Dataset rows for apps and sites:

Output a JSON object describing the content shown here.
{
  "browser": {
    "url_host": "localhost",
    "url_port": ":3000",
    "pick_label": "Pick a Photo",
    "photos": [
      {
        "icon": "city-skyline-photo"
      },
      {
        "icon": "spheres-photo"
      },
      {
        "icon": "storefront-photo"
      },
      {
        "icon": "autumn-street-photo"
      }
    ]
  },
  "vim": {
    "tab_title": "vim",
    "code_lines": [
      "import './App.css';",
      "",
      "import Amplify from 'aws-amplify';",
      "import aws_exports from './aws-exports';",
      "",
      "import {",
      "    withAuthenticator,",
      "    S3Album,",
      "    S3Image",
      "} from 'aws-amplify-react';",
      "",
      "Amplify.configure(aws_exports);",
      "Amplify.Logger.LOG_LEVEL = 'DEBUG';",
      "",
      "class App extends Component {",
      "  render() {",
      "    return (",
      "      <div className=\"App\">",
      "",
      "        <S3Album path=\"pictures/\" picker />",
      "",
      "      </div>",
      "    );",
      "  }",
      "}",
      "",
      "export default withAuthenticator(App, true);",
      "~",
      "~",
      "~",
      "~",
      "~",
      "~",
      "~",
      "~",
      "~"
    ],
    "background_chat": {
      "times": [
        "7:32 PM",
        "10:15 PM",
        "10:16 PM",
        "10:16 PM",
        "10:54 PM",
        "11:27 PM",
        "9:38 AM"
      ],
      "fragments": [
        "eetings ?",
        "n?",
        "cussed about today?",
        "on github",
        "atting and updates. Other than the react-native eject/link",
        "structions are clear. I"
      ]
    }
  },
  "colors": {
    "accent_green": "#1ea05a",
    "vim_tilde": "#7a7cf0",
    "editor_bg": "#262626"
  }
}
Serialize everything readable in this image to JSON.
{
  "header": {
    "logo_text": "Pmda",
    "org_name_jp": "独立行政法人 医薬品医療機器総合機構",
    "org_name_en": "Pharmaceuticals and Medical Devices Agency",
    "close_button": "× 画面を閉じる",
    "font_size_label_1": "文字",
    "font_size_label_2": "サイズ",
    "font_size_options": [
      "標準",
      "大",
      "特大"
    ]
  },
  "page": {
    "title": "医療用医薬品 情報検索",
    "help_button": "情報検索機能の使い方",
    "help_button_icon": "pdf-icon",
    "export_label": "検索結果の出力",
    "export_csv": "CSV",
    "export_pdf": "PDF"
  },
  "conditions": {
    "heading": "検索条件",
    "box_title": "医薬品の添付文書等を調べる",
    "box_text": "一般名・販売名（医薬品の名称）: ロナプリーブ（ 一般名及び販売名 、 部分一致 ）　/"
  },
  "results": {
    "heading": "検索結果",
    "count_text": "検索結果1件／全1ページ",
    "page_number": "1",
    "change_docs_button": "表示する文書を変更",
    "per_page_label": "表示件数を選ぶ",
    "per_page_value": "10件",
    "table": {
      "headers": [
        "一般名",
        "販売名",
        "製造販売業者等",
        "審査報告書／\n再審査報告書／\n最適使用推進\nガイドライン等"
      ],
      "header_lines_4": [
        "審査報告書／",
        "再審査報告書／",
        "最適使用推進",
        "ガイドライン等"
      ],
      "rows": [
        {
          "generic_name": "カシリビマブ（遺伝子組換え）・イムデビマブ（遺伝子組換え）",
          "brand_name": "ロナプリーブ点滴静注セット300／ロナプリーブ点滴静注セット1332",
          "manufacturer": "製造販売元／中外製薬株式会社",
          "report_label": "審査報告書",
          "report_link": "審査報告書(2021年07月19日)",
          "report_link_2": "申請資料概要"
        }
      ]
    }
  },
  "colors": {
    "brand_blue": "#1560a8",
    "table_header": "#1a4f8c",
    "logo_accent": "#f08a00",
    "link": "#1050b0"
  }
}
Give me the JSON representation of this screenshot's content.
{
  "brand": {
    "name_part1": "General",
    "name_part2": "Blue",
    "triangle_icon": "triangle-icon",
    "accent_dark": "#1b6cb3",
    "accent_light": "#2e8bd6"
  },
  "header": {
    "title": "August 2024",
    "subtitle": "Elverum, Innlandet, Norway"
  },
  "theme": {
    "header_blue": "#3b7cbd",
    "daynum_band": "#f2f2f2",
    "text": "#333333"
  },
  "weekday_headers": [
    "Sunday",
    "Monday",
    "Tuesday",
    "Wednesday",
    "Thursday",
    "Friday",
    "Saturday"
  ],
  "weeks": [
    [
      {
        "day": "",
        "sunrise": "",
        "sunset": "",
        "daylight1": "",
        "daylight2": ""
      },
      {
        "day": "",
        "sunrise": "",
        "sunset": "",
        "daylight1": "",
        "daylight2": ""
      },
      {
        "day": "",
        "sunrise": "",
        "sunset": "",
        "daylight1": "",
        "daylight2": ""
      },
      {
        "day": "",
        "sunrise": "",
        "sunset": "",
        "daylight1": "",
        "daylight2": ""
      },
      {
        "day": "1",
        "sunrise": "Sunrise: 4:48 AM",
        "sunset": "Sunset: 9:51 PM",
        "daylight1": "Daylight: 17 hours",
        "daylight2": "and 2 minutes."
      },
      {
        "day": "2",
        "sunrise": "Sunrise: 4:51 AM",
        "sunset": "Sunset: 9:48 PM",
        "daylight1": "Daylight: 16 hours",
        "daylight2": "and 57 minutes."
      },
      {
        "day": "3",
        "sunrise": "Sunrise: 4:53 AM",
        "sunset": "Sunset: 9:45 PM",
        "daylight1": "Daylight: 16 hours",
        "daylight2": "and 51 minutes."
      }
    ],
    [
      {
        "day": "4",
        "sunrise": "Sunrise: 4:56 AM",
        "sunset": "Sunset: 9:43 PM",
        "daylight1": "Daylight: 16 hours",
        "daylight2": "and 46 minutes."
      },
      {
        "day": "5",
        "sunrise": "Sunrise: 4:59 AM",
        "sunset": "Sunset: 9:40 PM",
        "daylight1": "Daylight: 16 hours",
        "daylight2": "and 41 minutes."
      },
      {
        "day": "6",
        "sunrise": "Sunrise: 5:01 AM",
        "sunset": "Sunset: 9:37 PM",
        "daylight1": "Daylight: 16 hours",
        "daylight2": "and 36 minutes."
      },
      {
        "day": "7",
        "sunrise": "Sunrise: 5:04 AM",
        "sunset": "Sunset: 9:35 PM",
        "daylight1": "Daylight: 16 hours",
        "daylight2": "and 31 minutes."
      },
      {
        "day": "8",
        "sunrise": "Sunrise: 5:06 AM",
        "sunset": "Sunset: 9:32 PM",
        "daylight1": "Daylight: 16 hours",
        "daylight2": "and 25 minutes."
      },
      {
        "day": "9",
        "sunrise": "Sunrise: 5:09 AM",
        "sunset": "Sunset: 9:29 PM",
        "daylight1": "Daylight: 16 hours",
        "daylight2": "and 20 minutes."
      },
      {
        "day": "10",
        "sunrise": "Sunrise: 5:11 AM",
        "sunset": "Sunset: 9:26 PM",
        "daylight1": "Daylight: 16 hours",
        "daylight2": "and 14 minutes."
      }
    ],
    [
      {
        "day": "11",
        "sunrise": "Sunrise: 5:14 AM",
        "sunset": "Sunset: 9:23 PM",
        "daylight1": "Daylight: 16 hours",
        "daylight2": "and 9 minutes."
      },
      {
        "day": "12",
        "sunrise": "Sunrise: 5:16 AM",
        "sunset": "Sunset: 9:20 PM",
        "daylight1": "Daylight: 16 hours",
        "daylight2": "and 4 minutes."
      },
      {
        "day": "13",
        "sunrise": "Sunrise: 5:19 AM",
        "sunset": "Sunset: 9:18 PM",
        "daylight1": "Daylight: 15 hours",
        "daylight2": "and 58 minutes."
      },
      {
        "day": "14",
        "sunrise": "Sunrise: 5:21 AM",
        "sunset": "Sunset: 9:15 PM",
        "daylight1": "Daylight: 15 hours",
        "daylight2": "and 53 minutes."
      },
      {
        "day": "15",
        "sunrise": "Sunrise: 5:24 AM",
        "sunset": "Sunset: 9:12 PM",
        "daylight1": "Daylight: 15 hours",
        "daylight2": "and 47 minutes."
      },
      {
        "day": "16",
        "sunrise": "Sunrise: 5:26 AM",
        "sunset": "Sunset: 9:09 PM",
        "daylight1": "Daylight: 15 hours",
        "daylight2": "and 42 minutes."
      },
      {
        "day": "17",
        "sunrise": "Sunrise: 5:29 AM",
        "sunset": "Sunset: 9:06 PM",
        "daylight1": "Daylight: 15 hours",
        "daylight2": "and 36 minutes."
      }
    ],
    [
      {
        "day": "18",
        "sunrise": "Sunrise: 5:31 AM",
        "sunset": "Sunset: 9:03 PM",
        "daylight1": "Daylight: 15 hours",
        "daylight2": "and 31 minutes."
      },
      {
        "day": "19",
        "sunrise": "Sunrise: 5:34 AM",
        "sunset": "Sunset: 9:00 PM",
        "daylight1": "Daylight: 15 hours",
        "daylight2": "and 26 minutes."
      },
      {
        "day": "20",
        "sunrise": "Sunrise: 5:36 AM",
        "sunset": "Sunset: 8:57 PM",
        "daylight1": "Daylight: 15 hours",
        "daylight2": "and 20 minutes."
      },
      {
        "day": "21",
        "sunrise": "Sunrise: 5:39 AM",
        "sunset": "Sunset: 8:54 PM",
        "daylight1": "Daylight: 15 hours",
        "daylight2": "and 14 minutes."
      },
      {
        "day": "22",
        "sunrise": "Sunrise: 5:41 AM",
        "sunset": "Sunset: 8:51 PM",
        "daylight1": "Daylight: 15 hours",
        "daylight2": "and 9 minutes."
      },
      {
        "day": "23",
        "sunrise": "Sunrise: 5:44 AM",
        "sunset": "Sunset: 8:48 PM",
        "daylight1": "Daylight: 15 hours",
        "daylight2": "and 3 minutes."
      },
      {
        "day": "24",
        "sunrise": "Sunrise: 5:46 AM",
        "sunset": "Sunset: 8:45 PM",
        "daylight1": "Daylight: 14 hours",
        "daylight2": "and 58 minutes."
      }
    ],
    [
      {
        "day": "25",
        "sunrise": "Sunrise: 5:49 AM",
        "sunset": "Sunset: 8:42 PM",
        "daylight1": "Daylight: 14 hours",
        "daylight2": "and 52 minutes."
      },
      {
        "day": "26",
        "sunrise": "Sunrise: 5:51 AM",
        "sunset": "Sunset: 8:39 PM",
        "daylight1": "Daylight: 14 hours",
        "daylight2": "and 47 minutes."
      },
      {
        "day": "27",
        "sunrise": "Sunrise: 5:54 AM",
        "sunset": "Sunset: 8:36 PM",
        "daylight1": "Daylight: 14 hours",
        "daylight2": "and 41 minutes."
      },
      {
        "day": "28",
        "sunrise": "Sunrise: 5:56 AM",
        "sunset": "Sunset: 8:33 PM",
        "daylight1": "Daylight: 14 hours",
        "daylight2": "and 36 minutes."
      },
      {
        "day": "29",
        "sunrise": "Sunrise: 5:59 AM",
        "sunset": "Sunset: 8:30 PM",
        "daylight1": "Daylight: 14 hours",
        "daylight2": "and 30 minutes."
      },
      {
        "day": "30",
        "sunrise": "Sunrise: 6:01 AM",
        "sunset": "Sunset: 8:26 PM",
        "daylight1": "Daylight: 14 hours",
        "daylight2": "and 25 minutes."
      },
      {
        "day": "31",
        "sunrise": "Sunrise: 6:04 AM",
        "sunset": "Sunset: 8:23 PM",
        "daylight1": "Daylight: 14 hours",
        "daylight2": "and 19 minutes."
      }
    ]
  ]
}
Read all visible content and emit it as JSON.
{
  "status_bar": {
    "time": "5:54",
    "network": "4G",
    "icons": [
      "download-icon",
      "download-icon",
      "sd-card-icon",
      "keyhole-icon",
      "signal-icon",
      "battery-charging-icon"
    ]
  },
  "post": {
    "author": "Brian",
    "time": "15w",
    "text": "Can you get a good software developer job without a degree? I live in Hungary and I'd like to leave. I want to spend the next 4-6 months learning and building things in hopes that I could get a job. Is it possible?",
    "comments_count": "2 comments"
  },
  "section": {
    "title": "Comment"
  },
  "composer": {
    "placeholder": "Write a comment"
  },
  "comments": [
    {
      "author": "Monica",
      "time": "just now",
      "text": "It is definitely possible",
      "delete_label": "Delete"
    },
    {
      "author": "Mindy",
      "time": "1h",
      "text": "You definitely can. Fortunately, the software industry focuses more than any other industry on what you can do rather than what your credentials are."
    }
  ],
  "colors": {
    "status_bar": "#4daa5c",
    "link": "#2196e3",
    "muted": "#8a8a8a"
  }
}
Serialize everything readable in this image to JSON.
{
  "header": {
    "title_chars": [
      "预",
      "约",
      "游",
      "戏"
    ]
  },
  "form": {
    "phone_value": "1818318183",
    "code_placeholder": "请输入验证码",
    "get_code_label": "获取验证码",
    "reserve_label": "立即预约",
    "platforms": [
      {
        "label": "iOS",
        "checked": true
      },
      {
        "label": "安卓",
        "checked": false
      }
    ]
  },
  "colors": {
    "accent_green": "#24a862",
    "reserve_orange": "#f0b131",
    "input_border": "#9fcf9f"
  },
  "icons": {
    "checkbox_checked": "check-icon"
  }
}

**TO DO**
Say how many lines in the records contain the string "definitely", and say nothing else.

**OUTPUT BELOW**
2